(Material supplied begins)

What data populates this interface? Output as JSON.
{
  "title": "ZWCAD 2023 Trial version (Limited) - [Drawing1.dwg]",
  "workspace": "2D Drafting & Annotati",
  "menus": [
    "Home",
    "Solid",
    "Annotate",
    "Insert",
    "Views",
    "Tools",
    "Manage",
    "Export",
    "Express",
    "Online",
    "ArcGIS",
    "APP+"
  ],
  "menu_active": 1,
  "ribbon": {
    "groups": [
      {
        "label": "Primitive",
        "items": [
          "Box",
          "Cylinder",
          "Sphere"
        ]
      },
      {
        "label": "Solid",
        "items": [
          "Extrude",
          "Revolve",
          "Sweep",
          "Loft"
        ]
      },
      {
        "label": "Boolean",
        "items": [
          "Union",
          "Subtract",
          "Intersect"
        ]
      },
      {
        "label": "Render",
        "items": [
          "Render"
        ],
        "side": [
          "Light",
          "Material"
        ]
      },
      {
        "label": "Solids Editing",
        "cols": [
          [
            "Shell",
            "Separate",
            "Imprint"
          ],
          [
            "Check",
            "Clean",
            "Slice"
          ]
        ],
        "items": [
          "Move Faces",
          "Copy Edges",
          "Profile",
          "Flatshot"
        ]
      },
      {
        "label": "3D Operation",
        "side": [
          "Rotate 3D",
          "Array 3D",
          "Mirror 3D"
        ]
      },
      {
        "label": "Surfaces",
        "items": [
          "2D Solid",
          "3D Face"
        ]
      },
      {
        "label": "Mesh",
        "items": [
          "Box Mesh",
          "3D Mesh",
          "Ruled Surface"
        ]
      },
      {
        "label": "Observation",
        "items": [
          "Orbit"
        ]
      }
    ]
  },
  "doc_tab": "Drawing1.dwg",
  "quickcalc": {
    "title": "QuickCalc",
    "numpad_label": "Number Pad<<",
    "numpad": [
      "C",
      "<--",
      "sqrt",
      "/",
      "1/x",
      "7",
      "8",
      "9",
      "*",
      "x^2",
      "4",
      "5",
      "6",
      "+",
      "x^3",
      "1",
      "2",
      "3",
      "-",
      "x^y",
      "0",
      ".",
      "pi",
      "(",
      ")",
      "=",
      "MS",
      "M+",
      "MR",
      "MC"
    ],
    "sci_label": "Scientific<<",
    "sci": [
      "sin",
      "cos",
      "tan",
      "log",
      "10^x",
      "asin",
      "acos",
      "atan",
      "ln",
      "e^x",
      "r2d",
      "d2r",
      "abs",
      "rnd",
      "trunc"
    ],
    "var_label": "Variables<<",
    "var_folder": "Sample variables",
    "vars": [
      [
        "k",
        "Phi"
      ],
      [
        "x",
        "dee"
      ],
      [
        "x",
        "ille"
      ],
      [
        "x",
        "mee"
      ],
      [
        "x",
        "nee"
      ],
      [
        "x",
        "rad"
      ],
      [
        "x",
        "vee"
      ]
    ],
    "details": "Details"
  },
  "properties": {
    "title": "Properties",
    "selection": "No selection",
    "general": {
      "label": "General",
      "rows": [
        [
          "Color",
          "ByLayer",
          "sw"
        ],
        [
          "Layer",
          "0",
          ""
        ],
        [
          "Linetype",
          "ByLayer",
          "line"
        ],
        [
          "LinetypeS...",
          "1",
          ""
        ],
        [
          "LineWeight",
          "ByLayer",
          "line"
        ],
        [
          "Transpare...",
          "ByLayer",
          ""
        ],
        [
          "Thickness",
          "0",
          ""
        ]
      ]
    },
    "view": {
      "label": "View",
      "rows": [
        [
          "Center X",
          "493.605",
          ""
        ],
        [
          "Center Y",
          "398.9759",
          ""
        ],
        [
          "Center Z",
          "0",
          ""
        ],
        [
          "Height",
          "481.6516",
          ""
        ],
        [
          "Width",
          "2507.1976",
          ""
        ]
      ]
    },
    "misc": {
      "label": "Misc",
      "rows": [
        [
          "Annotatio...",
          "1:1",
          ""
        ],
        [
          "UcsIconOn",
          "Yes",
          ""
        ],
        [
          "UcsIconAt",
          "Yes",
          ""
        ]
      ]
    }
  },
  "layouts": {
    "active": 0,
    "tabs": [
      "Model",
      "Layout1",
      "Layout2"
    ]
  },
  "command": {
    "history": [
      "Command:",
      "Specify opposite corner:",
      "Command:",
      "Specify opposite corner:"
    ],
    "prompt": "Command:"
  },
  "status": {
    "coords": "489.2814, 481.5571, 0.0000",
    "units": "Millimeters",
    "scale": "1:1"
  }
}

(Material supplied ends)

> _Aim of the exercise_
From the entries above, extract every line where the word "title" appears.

> _Result of the exercise_
  "title": "ZWCAD 2023 Trial version (Limited) - [Drawing1.dwg]",
    "title": "QuickCalc",
    "title": "Properties",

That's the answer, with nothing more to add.